What should we do with the lessons we have learned from our lives? Some of us know what great failure is all about, too. My strong advice is to share the lessons we have learned, with God's help, in such a way that our sin isn't glorified. We can turn our failures into lessons that point to the wisdom and power of God.

Vulnerability can be overdone. We can end up talking too much about our own lives, and fail to give adequate attention to the one we are trying to help. Use personal experiences wisely, don't let them dominate the conversation. Keep the focus on the one who is hurting.

A counselor must

be working toward a disciplined life.

Proverbs 10:17: "He who heeds discipline shows the way to life, but whoever ignores correction leads others astray."

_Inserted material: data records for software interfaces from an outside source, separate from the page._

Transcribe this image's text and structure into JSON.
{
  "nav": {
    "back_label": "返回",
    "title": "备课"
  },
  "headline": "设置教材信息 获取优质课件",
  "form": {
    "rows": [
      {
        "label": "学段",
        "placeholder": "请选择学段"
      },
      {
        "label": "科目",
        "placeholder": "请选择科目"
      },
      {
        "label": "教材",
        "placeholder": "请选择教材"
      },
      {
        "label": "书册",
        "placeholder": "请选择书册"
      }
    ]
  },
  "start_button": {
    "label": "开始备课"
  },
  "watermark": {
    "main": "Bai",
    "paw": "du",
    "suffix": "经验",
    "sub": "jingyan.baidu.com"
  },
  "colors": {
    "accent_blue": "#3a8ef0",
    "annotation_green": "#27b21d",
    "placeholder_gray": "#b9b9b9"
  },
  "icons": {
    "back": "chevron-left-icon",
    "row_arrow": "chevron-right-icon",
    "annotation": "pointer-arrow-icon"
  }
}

The impact of a life shaped by the discipline of Biblical priorities and correction should be pretty obvious. It says loudly that we walk our talk, which shows others the way of life—10:17. So we need to ask ourselves: "How well do I heed discipline, and how disciplined is my life?" Remember, others are watching. Our friends and family members are being influenced for good or bad by the private world we keep.

be confronting, if need be—let others know when he thinks they are not telling all the truth.

Prov. 27:17"As iron sharpens iron, so one man sharpens another." 28:23—"He who rebukes a man will in the end gain more favor than he who has a flattering tongue." Are we strong of character? Do we care enough to confront?

be one who prays.

James 5:16—"Therefore confess your sins to each other and pray for each other so that you may be healed. The prayer of a righteous man is powerful and effective."

The best help we can be to a friend may not be with short-term counsel, but long-term prayer. The prayer of a righteous person is powerful and effective. What more could we want? So, sometimes the best thing we can do when talking to a person who has great needs is to pray at the time the needs are disclosed, and then to continue to pray until there is an answer.

 

  • Do you pray for wisdom? James 1: 5-8
  • Do you have a prayer list?
  • Do you have a way to systematically pray?
The final quality we want to mention in this study is that people helpers need to

guide others to discover their errors in thinking, or lies they have believed, using the Word of God—Proverbs 2:1-22.

Conclusion: How did you do? Did you see any areas where you need to improve? Take this week to re-read the material and note any areas that might need work. Then, give yourself some measurable way to work toward improvement. Also, complete each of the projects or studies noted throughout.